### How to complete this task:
Write out all the material verbatim, line by line.

### Recorded information:
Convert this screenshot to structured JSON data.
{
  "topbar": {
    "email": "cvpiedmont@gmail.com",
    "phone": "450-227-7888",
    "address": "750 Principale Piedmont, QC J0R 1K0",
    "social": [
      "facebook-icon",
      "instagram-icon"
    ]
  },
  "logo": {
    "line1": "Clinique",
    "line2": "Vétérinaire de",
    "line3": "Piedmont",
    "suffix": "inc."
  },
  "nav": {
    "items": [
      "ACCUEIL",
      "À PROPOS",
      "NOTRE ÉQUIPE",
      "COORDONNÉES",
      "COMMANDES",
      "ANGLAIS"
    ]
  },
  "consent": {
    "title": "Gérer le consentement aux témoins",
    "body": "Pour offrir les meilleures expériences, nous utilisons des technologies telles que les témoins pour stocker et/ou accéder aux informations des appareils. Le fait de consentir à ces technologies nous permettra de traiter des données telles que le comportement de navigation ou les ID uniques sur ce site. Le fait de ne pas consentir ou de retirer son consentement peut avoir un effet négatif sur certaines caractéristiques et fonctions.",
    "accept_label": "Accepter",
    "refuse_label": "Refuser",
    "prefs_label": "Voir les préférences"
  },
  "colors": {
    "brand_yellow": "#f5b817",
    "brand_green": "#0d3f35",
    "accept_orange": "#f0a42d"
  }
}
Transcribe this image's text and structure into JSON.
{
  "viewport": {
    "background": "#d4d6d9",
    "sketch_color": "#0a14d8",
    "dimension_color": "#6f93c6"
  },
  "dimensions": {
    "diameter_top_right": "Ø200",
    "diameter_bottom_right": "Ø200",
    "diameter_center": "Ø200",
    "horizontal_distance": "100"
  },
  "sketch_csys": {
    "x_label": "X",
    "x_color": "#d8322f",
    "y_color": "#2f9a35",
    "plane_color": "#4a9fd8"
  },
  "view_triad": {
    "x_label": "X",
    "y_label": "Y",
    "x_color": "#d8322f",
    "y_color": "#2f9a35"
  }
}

### Task response:
Convert this screenshot to structured JSON data.
{
  "topbar": {
    "email": "cvpiedmont@gmail.com",
    "phone": "450-227-7888",
    "address": "750 Principale Piedmont, QC J0R 1K0",
    "social": [
      "facebook-icon",
      "instagram-icon"
    ]
  },
  "logo": {
    "line1": "Clinique",
    "line2": "Vétérinaire de",
    "line3": "Piedmont",
    "suffix": "inc."
  },
  "nav": {
    "items": [
      "ACCUEIL",
      "À PROPOS",
      "NOTRE ÉQUIPE",
      "COORDONNÉES",
      "COMMANDES",
      "ANGLAIS"
    ]
  },
  "consent": {
    "title": "Gérer le consentement aux témoins",
    "body": "Pour offrir les meilleures expériences, nous utilisons des technologies telles que les témoins pour stocker et/ou accéder aux informations des appareils. Le fait de consentir à ces technologies nous permettra de traiter des données telles que le comportement de navigation ou les ID uniques sur ce site. Le fait de ne pas consentir ou de retirer son consentement peut avoir un effet négatif sur certaines caractéristiques et fonctions.",
    "accept_label": "Accepter",
    "refuse_label": "Refuser",
    "prefs_label": "Voir les préférences"
  },
  "colors": {
    "brand_yellow": "#f5b817",
    "brand_green": "#0d3f35",
    "accept_orange": "#f0a42d"
  }
}
Transcribe this image's text and structure into JSON.
{
  "viewport": {
    "background": "#d4d6d9",
    "sketch_color": "#0a14d8",
    "dimension_color": "#6f93c6"
  },
  "dimensions": {
    "diameter_top_right": "Ø200",
    "diameter_bottom_right": "Ø200",
    "diameter_center": "Ø200",
    "horizontal_distance": "100"
  },
  "sketch_csys": {
    "x_label": "X",
    "x_color": "#d8322f",
    "y_color": "#2f9a35",
    "plane_color": "#4a9fd8"
  },
  "view_triad": {
    "x_label": "X",
    "y_label": "Y",
    "x_color": "#d8322f",
    "y_color": "#2f9a35"
  }
}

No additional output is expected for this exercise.